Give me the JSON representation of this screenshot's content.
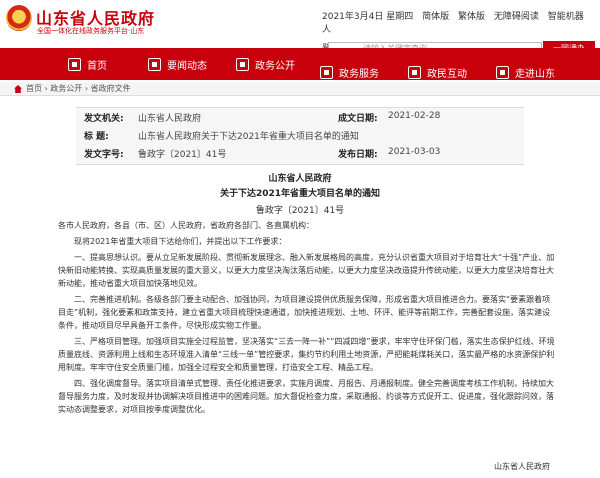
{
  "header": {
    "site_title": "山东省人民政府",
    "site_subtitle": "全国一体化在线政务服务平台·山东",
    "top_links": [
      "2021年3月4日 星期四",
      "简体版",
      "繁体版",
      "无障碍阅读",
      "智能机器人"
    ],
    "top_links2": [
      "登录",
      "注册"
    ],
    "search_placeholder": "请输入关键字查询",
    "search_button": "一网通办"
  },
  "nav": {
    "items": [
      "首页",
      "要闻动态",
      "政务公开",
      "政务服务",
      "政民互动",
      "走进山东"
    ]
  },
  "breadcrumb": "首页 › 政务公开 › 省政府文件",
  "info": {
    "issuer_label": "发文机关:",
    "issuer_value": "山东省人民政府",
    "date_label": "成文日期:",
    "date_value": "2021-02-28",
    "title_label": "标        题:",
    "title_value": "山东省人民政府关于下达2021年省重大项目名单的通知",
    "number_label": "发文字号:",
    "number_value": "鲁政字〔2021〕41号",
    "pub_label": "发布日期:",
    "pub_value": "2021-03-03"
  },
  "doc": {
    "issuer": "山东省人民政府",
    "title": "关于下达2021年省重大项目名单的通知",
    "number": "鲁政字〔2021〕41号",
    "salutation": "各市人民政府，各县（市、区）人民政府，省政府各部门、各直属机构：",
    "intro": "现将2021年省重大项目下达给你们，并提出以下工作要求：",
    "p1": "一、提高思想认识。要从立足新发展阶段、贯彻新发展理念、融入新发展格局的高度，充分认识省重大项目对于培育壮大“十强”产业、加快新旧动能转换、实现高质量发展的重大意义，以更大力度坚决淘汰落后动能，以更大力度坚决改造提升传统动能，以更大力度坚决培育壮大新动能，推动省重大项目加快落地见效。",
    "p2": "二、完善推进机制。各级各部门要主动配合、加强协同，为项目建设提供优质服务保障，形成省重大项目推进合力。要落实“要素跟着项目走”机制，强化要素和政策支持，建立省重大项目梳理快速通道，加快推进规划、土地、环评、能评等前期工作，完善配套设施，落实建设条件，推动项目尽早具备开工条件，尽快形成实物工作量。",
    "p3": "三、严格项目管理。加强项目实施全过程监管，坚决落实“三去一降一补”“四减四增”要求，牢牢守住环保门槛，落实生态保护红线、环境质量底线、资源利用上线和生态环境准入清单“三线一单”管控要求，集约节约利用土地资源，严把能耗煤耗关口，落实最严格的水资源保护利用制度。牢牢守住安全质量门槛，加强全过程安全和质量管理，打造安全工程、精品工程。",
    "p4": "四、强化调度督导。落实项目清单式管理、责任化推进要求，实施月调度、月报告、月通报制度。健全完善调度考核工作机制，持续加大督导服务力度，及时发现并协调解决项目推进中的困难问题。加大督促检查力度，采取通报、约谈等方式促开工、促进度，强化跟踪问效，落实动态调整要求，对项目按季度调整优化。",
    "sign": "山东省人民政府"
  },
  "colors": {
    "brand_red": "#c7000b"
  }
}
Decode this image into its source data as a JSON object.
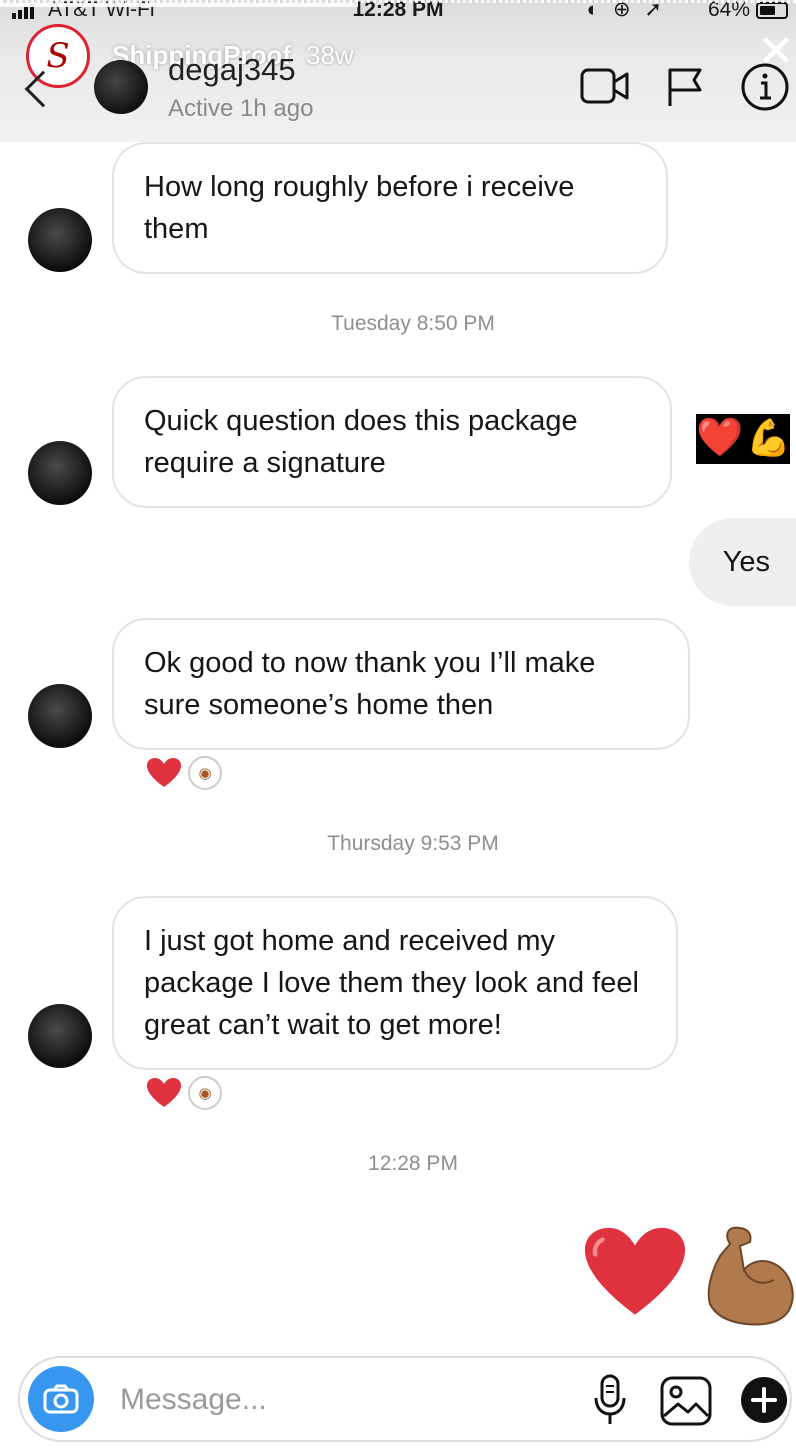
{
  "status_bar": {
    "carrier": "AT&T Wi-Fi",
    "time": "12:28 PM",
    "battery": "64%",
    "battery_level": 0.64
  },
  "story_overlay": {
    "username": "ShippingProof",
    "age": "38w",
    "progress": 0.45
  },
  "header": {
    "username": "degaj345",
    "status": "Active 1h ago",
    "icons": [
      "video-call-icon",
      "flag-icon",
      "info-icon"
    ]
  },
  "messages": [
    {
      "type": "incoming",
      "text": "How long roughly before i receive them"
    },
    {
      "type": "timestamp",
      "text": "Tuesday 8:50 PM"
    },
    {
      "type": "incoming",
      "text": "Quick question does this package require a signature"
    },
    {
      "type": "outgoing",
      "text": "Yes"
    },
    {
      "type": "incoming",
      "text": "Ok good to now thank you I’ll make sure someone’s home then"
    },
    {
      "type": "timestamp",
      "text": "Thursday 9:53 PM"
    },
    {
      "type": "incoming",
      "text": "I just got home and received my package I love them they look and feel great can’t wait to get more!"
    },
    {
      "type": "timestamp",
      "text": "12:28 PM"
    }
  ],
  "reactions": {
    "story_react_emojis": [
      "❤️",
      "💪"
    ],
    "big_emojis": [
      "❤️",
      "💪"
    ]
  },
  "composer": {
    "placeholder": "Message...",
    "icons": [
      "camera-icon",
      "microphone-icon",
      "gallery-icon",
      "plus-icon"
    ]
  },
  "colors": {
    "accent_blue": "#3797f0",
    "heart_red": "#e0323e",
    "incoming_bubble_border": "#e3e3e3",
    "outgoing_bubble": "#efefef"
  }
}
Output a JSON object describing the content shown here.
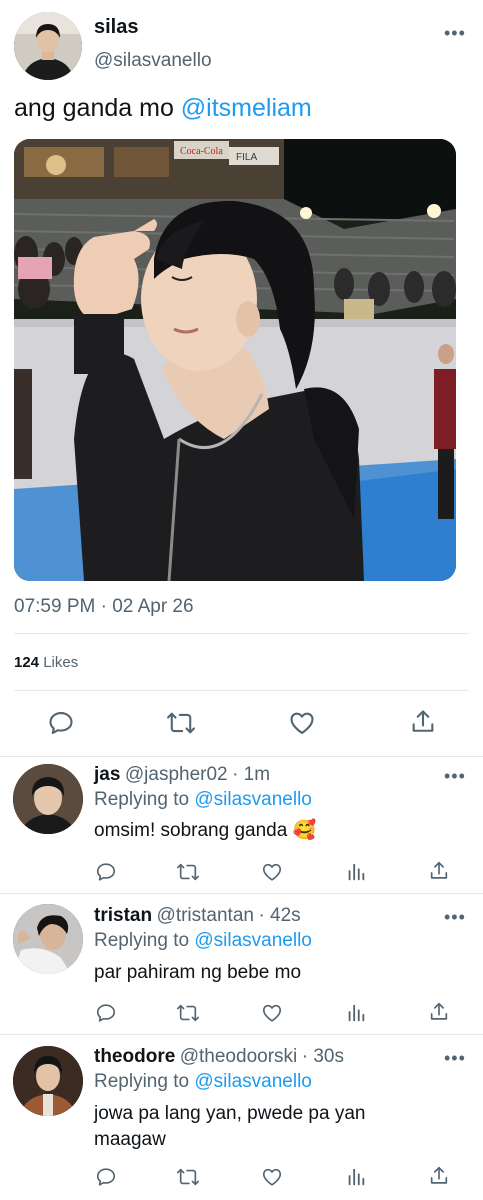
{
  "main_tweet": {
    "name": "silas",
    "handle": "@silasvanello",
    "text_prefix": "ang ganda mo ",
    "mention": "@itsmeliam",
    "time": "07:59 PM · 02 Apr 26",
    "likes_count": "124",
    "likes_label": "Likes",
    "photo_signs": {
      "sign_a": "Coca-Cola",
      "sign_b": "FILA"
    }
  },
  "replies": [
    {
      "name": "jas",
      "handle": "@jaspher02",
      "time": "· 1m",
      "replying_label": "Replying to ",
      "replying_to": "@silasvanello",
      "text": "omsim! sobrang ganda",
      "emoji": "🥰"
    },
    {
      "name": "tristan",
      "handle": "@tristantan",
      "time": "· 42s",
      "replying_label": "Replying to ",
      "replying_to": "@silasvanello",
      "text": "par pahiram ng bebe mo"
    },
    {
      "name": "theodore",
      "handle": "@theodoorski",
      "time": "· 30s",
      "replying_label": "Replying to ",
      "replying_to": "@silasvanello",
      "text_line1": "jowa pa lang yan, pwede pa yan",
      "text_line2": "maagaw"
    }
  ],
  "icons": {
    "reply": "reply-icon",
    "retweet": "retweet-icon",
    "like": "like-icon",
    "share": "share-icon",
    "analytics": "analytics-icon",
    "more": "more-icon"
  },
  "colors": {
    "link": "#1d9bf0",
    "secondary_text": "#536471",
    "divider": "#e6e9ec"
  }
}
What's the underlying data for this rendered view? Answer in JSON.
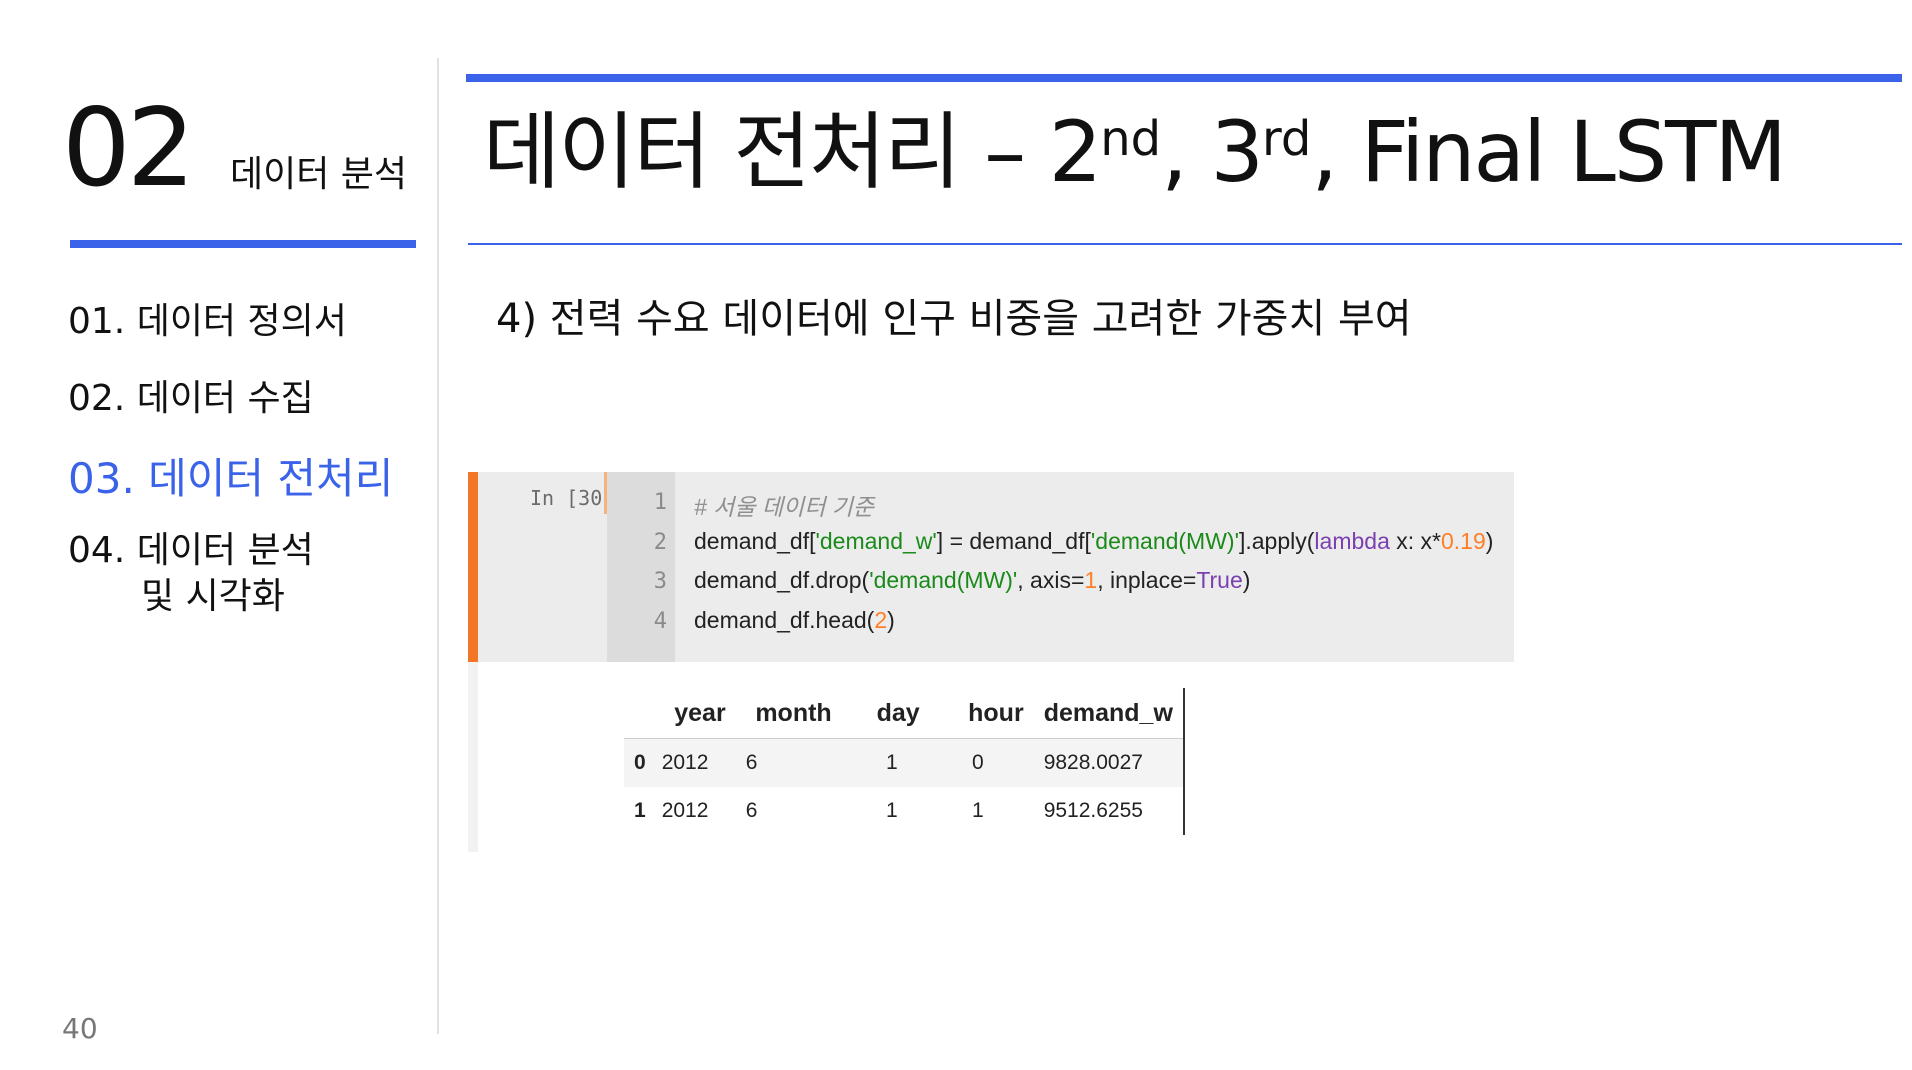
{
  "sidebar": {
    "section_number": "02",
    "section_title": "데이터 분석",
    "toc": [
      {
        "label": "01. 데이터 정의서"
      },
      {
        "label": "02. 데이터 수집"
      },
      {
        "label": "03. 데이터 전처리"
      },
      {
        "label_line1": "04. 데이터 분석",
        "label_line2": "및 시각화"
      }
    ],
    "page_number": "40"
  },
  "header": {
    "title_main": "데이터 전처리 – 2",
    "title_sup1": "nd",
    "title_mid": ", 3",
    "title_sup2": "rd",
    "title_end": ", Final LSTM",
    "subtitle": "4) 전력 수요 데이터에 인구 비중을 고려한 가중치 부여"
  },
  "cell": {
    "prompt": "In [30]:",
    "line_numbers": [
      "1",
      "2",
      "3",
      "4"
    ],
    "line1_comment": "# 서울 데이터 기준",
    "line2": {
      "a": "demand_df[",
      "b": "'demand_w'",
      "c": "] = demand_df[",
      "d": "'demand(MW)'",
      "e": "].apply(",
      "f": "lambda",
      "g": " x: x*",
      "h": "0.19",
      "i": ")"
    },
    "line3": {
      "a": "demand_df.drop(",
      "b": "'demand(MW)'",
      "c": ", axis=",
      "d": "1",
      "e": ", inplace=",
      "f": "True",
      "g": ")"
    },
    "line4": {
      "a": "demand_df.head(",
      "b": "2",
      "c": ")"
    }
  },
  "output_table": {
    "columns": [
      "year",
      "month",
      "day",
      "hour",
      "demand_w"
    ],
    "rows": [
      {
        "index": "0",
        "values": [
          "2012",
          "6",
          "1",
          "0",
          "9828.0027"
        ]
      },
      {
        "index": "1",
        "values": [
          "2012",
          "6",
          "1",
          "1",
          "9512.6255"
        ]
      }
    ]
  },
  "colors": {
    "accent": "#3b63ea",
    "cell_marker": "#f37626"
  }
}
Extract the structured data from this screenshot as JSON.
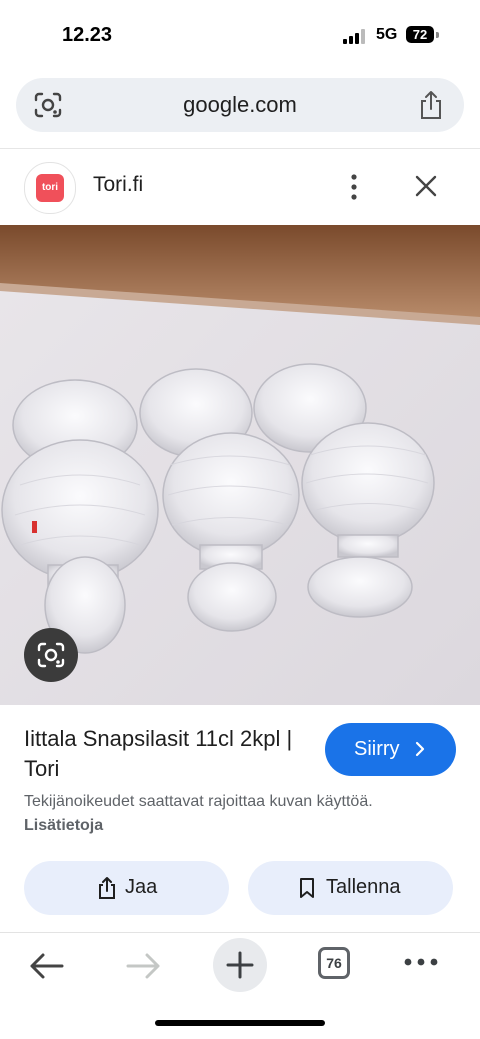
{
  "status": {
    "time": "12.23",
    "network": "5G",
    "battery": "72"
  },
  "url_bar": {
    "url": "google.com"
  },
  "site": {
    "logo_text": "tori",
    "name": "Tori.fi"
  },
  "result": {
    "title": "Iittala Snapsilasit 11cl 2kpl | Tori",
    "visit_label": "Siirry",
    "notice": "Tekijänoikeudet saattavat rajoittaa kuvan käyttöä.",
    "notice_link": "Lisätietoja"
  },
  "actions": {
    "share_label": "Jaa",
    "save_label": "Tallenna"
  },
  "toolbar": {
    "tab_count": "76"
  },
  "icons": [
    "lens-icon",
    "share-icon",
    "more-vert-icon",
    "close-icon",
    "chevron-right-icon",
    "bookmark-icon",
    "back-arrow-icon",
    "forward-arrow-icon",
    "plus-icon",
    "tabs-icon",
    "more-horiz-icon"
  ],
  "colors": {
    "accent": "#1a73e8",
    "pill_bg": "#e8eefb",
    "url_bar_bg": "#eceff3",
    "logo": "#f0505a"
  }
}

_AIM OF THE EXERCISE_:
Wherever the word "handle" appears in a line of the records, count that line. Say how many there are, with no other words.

_ANSWER BOX_:
4